:: DATA TO USE ::

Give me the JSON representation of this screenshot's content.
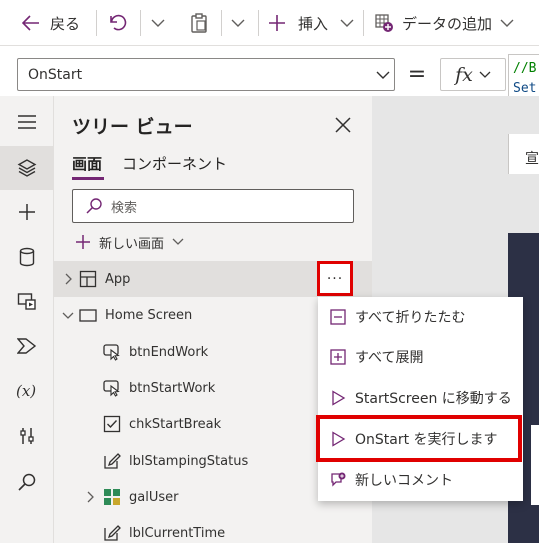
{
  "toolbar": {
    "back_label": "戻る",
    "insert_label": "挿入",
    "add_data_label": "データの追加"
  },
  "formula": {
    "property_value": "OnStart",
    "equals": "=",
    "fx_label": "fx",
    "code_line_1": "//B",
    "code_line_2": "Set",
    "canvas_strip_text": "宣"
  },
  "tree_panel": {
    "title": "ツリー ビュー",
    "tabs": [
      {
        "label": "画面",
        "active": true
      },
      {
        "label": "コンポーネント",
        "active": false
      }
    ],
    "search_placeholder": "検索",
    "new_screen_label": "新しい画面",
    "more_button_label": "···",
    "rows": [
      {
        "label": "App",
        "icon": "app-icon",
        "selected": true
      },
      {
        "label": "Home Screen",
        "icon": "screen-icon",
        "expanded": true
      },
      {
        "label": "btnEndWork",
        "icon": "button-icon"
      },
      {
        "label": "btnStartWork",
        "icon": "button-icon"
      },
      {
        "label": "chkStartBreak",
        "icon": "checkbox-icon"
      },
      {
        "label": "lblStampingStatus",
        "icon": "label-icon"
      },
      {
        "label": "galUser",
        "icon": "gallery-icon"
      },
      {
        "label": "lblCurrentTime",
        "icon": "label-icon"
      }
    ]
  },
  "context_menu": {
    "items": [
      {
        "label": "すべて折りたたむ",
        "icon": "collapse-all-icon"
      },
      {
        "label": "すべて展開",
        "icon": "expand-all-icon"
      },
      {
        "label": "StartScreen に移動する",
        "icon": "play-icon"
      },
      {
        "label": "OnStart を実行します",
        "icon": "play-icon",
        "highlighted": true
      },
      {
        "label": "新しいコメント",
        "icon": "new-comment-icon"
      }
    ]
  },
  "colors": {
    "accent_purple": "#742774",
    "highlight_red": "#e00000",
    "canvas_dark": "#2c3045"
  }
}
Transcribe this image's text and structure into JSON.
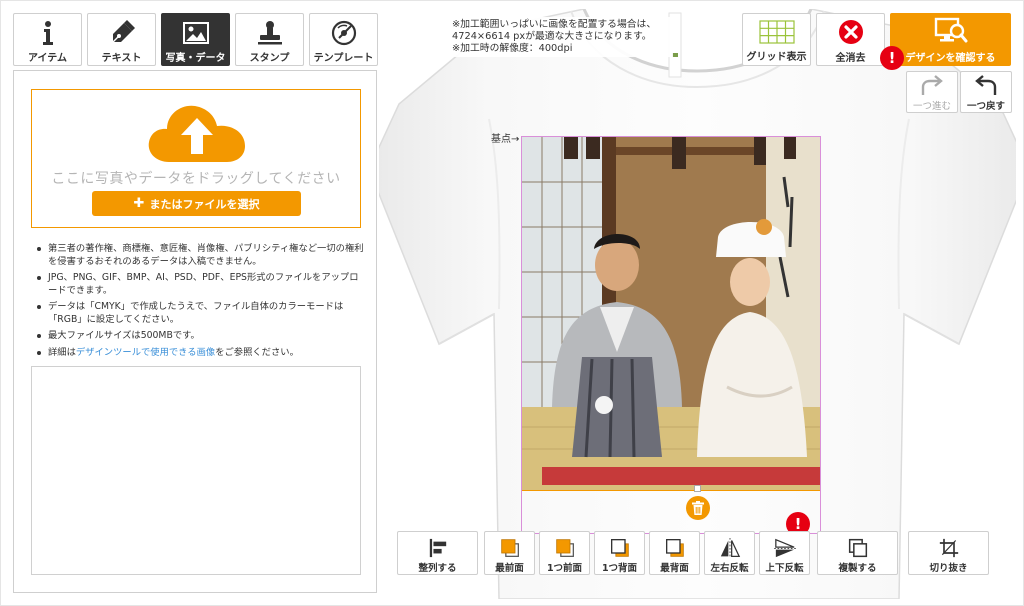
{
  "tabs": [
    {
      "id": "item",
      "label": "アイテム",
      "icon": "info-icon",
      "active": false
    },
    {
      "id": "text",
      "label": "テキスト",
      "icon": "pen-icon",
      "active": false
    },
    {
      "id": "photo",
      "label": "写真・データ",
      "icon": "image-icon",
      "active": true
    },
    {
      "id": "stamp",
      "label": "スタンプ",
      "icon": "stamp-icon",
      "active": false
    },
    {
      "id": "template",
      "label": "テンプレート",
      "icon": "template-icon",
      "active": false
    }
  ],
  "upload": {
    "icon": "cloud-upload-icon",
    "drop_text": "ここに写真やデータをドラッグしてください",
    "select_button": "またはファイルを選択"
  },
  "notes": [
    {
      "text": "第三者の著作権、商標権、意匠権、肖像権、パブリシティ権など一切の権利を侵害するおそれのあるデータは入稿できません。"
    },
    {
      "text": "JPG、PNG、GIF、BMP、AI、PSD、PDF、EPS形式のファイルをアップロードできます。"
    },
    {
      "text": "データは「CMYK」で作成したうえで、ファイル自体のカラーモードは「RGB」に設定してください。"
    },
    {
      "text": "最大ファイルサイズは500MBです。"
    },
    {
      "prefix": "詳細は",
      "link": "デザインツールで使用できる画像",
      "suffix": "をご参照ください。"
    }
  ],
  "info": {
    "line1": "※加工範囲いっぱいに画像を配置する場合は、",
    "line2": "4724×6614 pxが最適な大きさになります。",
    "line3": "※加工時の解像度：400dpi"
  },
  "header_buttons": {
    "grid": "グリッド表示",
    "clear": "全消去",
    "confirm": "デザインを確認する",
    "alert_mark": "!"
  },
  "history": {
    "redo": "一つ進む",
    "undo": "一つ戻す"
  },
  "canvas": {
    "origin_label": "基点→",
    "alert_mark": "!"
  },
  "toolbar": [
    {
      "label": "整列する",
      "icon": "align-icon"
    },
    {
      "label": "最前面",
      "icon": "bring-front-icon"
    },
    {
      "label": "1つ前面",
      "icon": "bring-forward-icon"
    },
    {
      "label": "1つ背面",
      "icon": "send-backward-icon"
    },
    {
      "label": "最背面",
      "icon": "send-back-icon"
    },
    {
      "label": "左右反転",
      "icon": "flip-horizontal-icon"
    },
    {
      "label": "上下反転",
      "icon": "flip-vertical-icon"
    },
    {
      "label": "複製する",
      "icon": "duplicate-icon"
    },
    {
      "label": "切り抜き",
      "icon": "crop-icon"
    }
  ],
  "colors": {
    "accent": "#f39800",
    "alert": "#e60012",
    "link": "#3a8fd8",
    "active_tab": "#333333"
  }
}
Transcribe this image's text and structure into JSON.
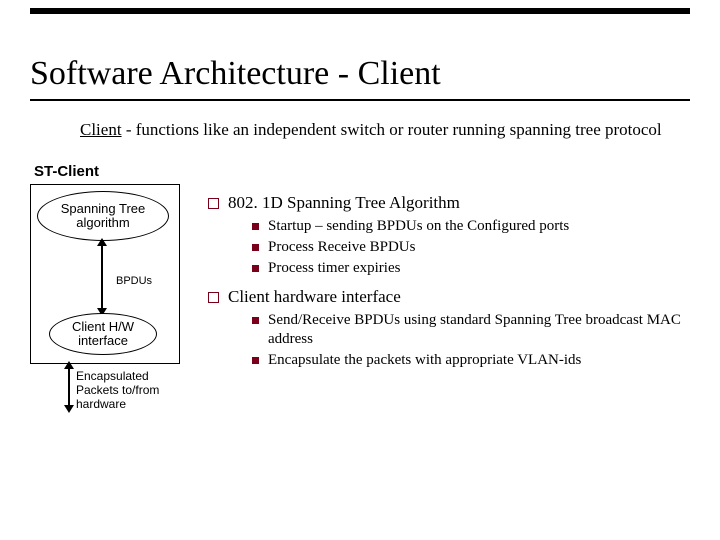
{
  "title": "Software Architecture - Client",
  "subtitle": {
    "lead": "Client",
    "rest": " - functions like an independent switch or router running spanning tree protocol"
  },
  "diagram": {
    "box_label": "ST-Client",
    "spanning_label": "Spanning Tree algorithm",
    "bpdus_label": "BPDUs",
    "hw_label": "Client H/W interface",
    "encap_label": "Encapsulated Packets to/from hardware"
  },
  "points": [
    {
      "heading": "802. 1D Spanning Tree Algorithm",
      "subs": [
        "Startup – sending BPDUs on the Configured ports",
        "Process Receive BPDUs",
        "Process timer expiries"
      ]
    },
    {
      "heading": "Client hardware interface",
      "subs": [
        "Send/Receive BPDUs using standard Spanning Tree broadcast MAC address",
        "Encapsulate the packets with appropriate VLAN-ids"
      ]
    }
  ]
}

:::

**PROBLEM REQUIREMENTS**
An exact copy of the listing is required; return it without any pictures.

**SOLVED EXERCISE**
Give me the JSON representation of this screenshot's content.
{
  "toolbar": {
    "back_label": "戻る",
    "insert_label": "挿入",
    "add_data_label": "データの追加"
  },
  "formula": {
    "property_value": "OnStart",
    "equals": "=",
    "fx_label": "fx",
    "code_line_1": "//B",
    "code_line_2": "Set",
    "canvas_strip_text": "宣"
  },
  "tree_panel": {
    "title": "ツリー ビュー",
    "tabs": [
      {
        "label": "画面",
        "active": true
      },
      {
        "label": "コンポーネント",
        "active": false
      }
    ],
    "search_placeholder": "検索",
    "new_screen_label": "新しい画面",
    "more_button_label": "···",
    "rows": [
      {
        "label": "App",
        "icon": "app-icon",
        "selected": true
      },
      {
        "label": "Home Screen",
        "icon": "screen-icon",
        "expanded": true
      },
      {
        "label": "btnEndWork",
        "icon": "button-icon"
      },
      {
        "label": "btnStartWork",
        "icon": "button-icon"
      },
      {
        "label": "chkStartBreak",
        "icon": "checkbox-icon"
      },
      {
        "label": "lblStampingStatus",
        "icon": "label-icon"
      },
      {
        "label": "galUser",
        "icon": "gallery-icon"
      },
      {
        "label": "lblCurrentTime",
        "icon": "label-icon"
      }
    ]
  },
  "context_menu": {
    "items": [
      {
        "label": "すべて折りたたむ",
        "icon": "collapse-all-icon"
      },
      {
        "label": "すべて展開",
        "icon": "expand-all-icon"
      },
      {
        "label": "StartScreen に移動する",
        "icon": "play-icon"
      },
      {
        "label": "OnStart を実行します",
        "icon": "play-icon",
        "highlighted": true
      },
      {
        "label": "新しいコメント",
        "icon": "new-comment-icon"
      }
    ]
  },
  "colors": {
    "accent_purple": "#742774",
    "highlight_red": "#e00000",
    "canvas_dark": "#2c3045"
  }
}
Transcribe this image's text and structure into JSON.
{
  "tabs": [
    {
      "id": "item",
      "label": "アイテム",
      "icon": "info-icon",
      "active": false
    },
    {
      "id": "text",
      "label": "テキスト",
      "icon": "pen-icon",
      "active": false
    },
    {
      "id": "photo",
      "label": "写真・データ",
      "icon": "image-icon",
      "active": true
    },
    {
      "id": "stamp",
      "label": "スタンプ",
      "icon": "stamp-icon",
      "active": false
    },
    {
      "id": "template",
      "label": "テンプレート",
      "icon": "template-icon",
      "active": false
    }
  ],
  "upload": {
    "icon": "cloud-upload-icon",
    "drop_text": "ここに写真やデータをドラッグしてください",
    "select_button": "またはファイルを選択"
  },
  "notes": [
    {
      "text": "第三者の著作権、商標権、意匠権、肖像権、パブリシティ権など一切の権利を侵害するおそれのあるデータは入稿できません。"
    },
    {
      "text": "JPG、PNG、GIF、BMP、AI、PSD、PDF、EPS形式のファイルをアップロードできます。"
    },
    {
      "text": "データは「CMYK」で作成したうえで、ファイル自体のカラーモードは「RGB」に設定してください。"
    },
    {
      "text": "最大ファイルサイズは500MBです。"
    },
    {
      "prefix": "詳細は",
      "link": "デザインツールで使用できる画像",
      "suffix": "をご参照ください。"
    }
  ],
  "info": {
    "line1": "※加工範囲いっぱいに画像を配置する場合は、",
    "line2": "4724×6614 pxが最適な大きさになります。",
    "line3": "※加工時の解像度：400dpi"
  },
  "header_buttons": {
    "grid": "グリッド表示",
    "clear": "全消去",
    "confirm": "デザインを確認する",
    "alert_mark": "!"
  },
  "history": {
    "redo": "一つ進む",
    "undo": "一つ戻す"
  },
  "canvas": {
    "origin_label": "基点→",
    "alert_mark": "!"
  },
  "toolbar": [
    {
      "label": "整列する",
      "icon": "align-icon"
    },
    {
      "label": "最前面",
      "icon": "bring-front-icon"
    },
    {
      "label": "1つ前面",
      "icon": "bring-forward-icon"
    },
    {
      "label": "1つ背面",
      "icon": "send-backward-icon"
    },
    {
      "label": "最背面",
      "icon": "send-back-icon"
    },
    {
      "label": "左右反転",
      "icon": "flip-horizontal-icon"
    },
    {
      "label": "上下反転",
      "icon": "flip-vertical-icon"
    },
    {
      "label": "複製する",
      "icon": "duplicate-icon"
    },
    {
      "label": "切り抜き",
      "icon": "crop-icon"
    }
  ],
  "colors": {
    "accent": "#f39800",
    "alert": "#e60012",
    "link": "#3a8fd8",
    "active_tab": "#333333"
  }
}
Transcribe this image's text and structure into JSON.
{
  "title": "Software Architecture - Client",
  "subtitle": {
    "lead": "Client",
    "rest": " - functions like an independent switch or router running spanning tree protocol"
  },
  "diagram": {
    "box_label": "ST-Client",
    "spanning_label": "Spanning Tree algorithm",
    "bpdus_label": "BPDUs",
    "hw_label": "Client H/W interface",
    "encap_label": "Encapsulated Packets to/from hardware"
  },
  "points": [
    {
      "heading": "802. 1D Spanning Tree Algorithm",
      "subs": [
        "Startup – sending BPDUs on the Configured ports",
        "Process Receive BPDUs",
        "Process timer expiries"
      ]
    },
    {
      "heading": "Client hardware interface",
      "subs": [
        "Send/Receive BPDUs using standard Spanning Tree broadcast MAC address",
        "Encapsulate the packets with appropriate VLAN-ids"
      ]
    }
  ]
}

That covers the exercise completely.